I’m using a photograph of race fans taken by a licensed photographer at a local racetrack. Must I remove any branding from their clothing (via photoshop) before I use the image for advertising purposes?
The image is to be used to advertise the racetrack, the clothing is not the emphasis. These are everyday people wearing everyday clothing. This was not a pre-planned photoshoot, but there is legal copy on every fan’s ticket stating that they may be photographed and their likeness may be used in advertisments for the racetrack (I don’t have the exact wording, but this was confirmed by racetrack executives). It would require quite a bit of work to remove any and all brands being worn (i.e. Disney characters, superheroes, etc.)
My copywriter is insisting that I remove these elements, but we are not promoting any of these.
Alasdair Taylor's Answer
Assuming English law applies here, there are two main areas of law to think about: copyright and trade marks.
Usually, logos will be protected by copyright; and usually, the copyright will be owned by the brand owner. Use of a substantial part of a copyright work without permission is prima facie infringement.
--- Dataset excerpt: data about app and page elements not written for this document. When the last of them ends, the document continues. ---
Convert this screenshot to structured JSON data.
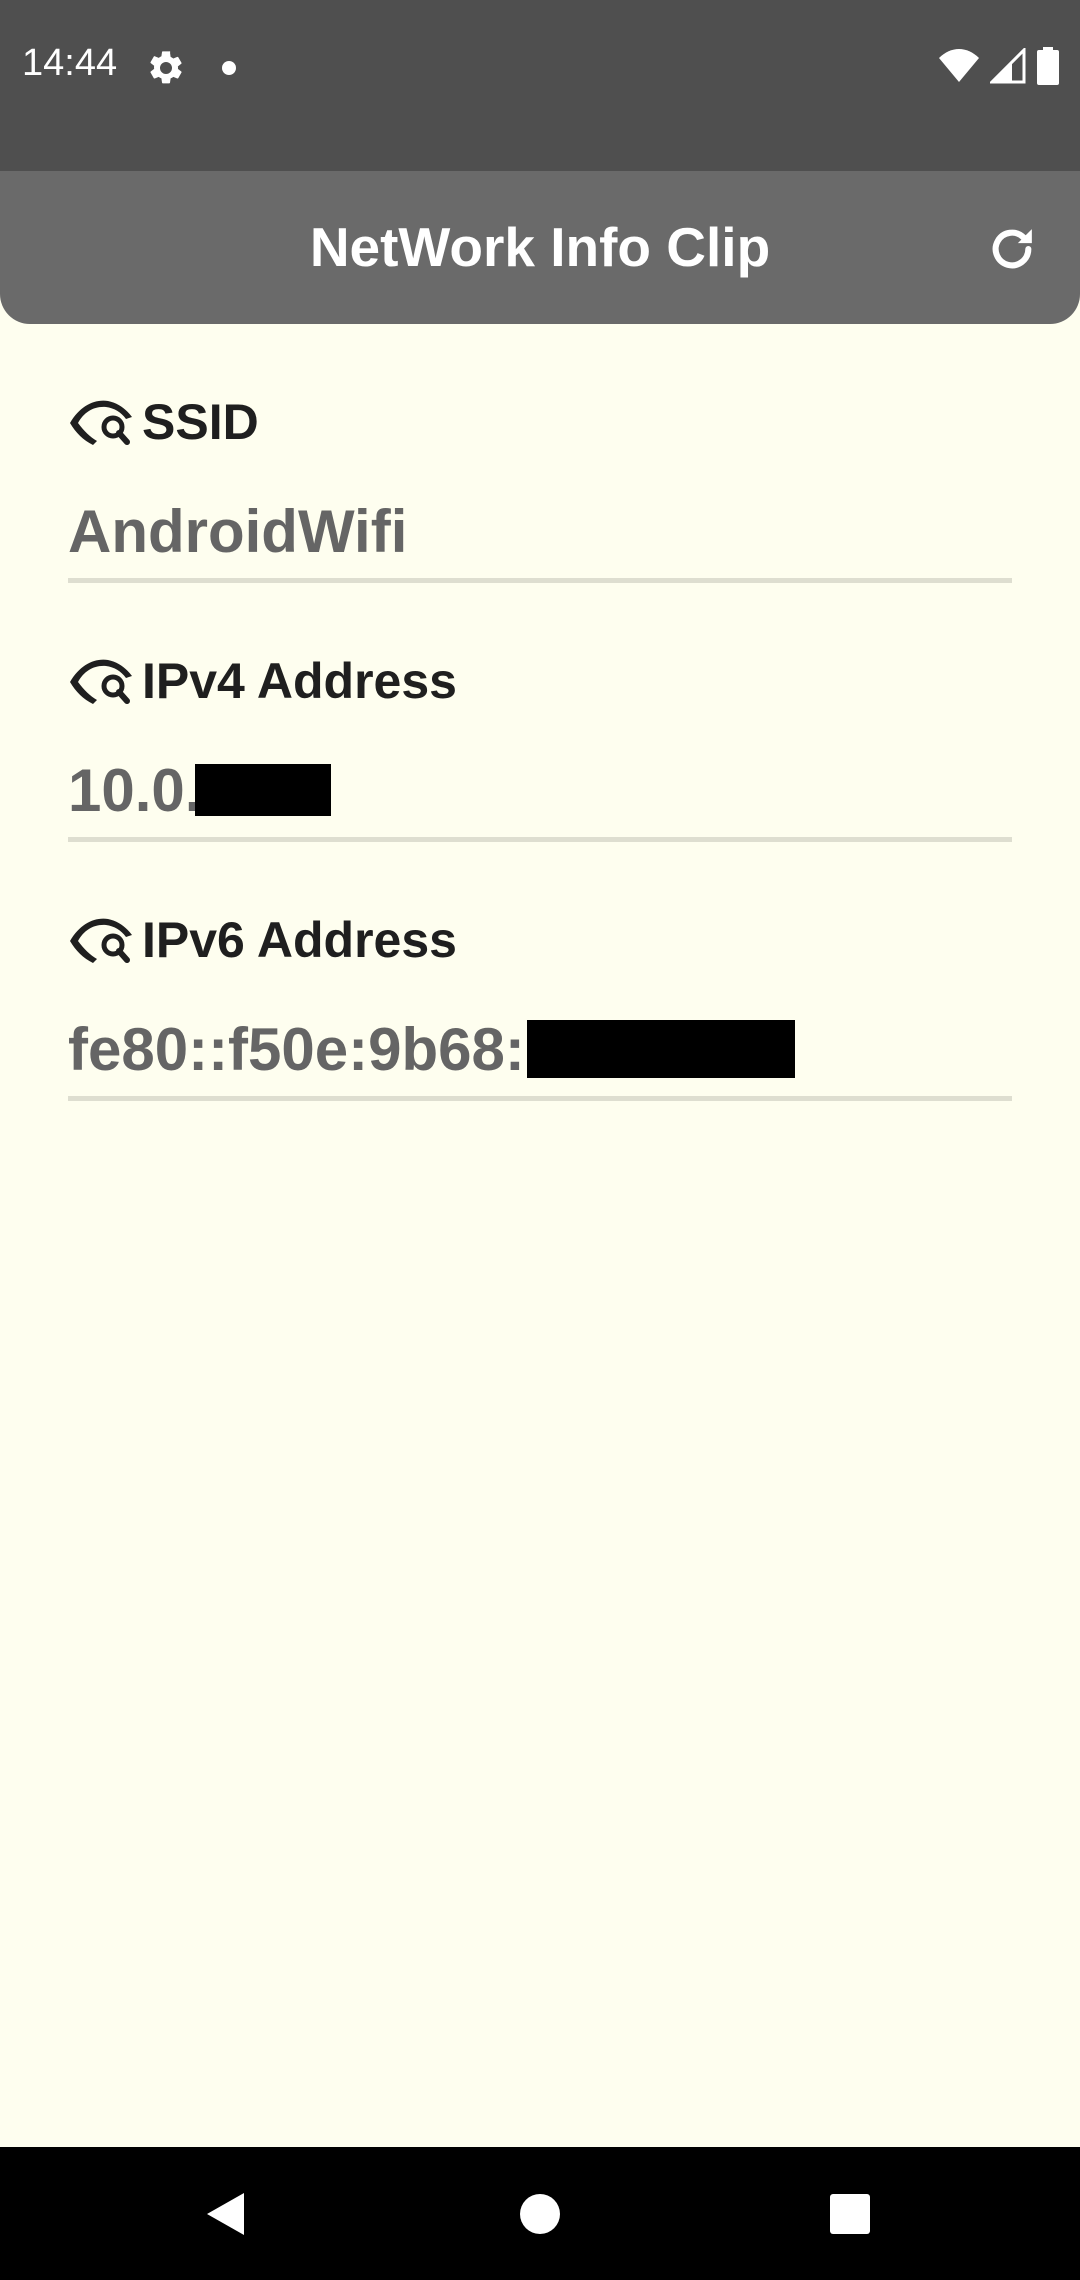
{
  "status_bar": {
    "time": "14:44",
    "icons": [
      "settings-icon",
      "notification-dot-icon",
      "wifi-icon",
      "cellular-signal-icon",
      "battery-icon"
    ]
  },
  "app_bar": {
    "title": "NetWork Info Clip",
    "refresh_icon": "refresh-icon"
  },
  "items": [
    {
      "label": "SSID",
      "value": "AndroidWifi",
      "redacted": false
    },
    {
      "label": "IPv4 Address",
      "value": "10.0.",
      "redacted": true
    },
    {
      "label": "IPv6 Address",
      "value": "fe80::f50e:9b68:",
      "redacted": true
    }
  ],
  "nav_bar": {
    "buttons": [
      "back-icon",
      "home-icon",
      "recents-icon"
    ]
  },
  "colors": {
    "status_bar": "#4F4F4F",
    "app_bar": "#6A6A6A",
    "background": "#FEFEEF",
    "label_text": "#1F1F1F",
    "value_text": "#656565",
    "divider": "#DEDED0"
  }
}
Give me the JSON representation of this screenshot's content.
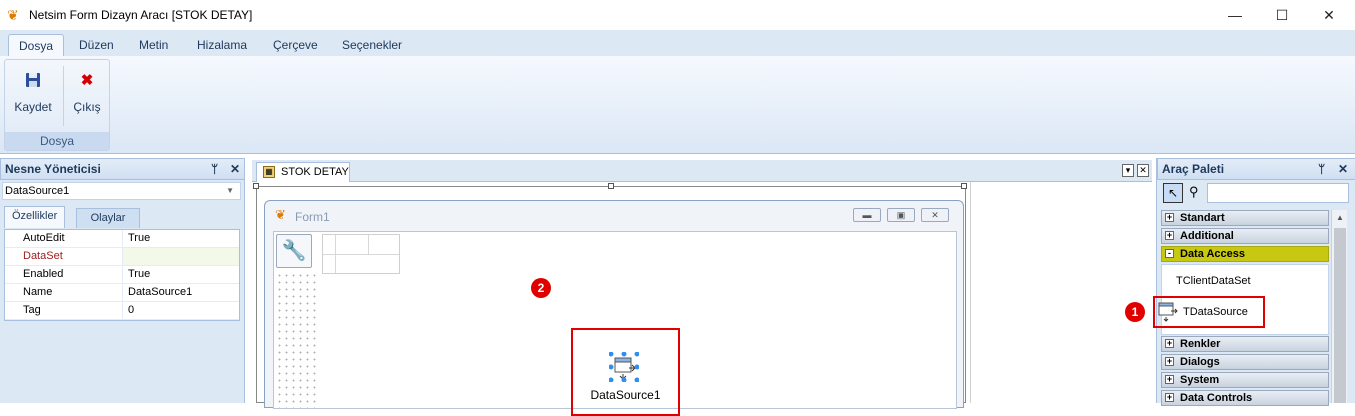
{
  "window": {
    "title": "Netsim Form Dizayn Aracı [STOK DETAY]"
  },
  "ribbon": {
    "tabs": [
      "Dosya",
      "Düzen",
      "Metin",
      "Hizalama",
      "Çerçeve",
      "Seçenekler"
    ],
    "active_tab": "Dosya",
    "group_label": "Dosya",
    "buttons": [
      {
        "label": "Kaydet",
        "icon": "save-icon"
      },
      {
        "label": "Çıkış",
        "icon": "exit-icon"
      }
    ]
  },
  "object_inspector": {
    "title": "Nesne Yöneticisi",
    "selected_object": "DataSource1",
    "tabs": [
      "Özellikler",
      "Olaylar"
    ],
    "properties": [
      {
        "name": "AutoEdit",
        "value": "True"
      },
      {
        "name": "DataSet",
        "value": ""
      },
      {
        "name": "Enabled",
        "value": "True"
      },
      {
        "name": "Name",
        "value": "DataSource1"
      },
      {
        "name": "Tag",
        "value": "0"
      }
    ]
  },
  "designer": {
    "doc_tab": "STOK DETAY",
    "form_title": "Form1",
    "component_label": "DataSource1",
    "badge_2": "2"
  },
  "palette": {
    "title": "Araç Paleti",
    "categories": [
      {
        "label": "Standart",
        "toggle": "+"
      },
      {
        "label": "Additional",
        "toggle": "+"
      },
      {
        "label": "Data Access",
        "toggle": "-"
      },
      {
        "label": "Renkler",
        "toggle": "+"
      },
      {
        "label": "Dialogs",
        "toggle": "+"
      },
      {
        "label": "System",
        "toggle": "+"
      },
      {
        "label": "Data Controls",
        "toggle": "+"
      }
    ],
    "items": [
      "TClientDataSet",
      "TDataSource"
    ],
    "badge_1": "1"
  },
  "colors": {
    "highlight": "#c8c813",
    "marker_red": "#e00000",
    "accent": "#1e395b"
  }
}
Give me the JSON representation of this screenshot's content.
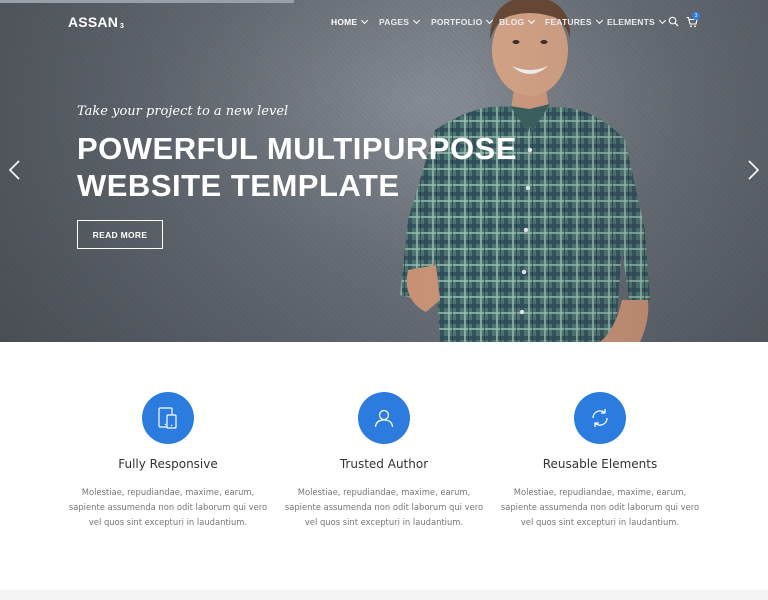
{
  "brand": {
    "name": "ASSAN",
    "version": "3"
  },
  "nav": {
    "items": [
      {
        "label": "HOME"
      },
      {
        "label": "PAGES"
      },
      {
        "label": "PORTFOLIO"
      },
      {
        "label": "BLOG"
      },
      {
        "label": "FEATURES"
      },
      {
        "label": "ELEMENTS"
      }
    ],
    "cart_count": "3"
  },
  "hero": {
    "tagline": "Take your project to a new level",
    "headline_line1": "POWERFUL MULTIPURPOSE",
    "headline_line2": "WEBSITE TEMPLATE",
    "button": "READ MORE"
  },
  "features": [
    {
      "icon": "tablet-phone-icon",
      "title": "Fully Responsive",
      "text": "Molestiae, repudiandae, maxime, earum, sapiente assumenda non odit laborum qui vero vel quos sint excepturi in laudantium."
    },
    {
      "icon": "user-icon",
      "title": "Trusted Author",
      "text": "Molestiae, repudiandae, maxime, earum, sapiente assumenda non odit laborum qui vero vel quos sint excepturi in laudantium."
    },
    {
      "icon": "refresh-icon",
      "title": "Reusable Elements",
      "text": "Molestiae, repudiandae, maxime, earum, sapiente assumenda non odit laborum qui vero vel quos sint excepturi in laudantium."
    }
  ],
  "colors": {
    "accent": "#2b7cde",
    "hero_bg": "#6f757d"
  }
}
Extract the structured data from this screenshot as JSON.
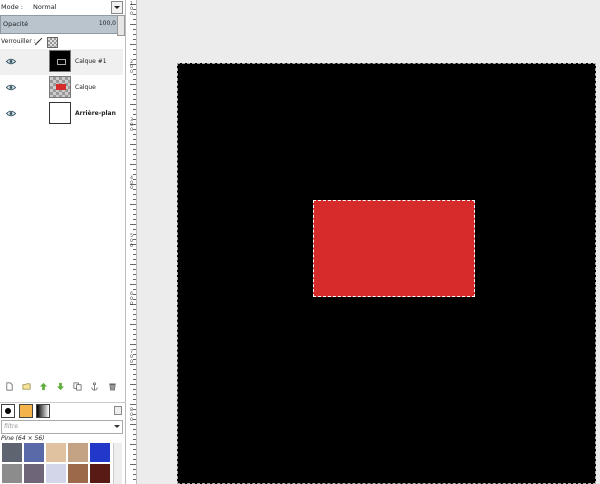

However, under UK copyright, the incidental inclusion of a copyright work in an artistic work (such as a photograph) may not infringe copyright. This exception is set out in Section 31 of the Copyright, Designs and Patents Act 1988. See: https://www.legislation.gov.uk/ukpga/1988/48/section/31
A lawyer would need to see the images in question to make a proper assessment of whether the incidental inclusion rule would apply.
For more information on this, see: See also: http://www.cms-lawnow.com/ealerts/2003/10/copyright-infringement-and-incidental-inclusion?cc_lang=fr
The question of incidental inclusion of trade marks was considered in the Trebor Bassett case in relation to cards with images of footballers wearing shirts showing the trade mark. The court in that case found that the publisher was not “using” the trade mark within the meaning of the trade mark legislation.
Similar considerations may apply in your case but, again, a lawyer would need more details before advising properly on this.
For an account of the case, see: http://swanturton.com/incidental-inclusion-defence-fails-for-club-badges-in-unofficial-football-stickers/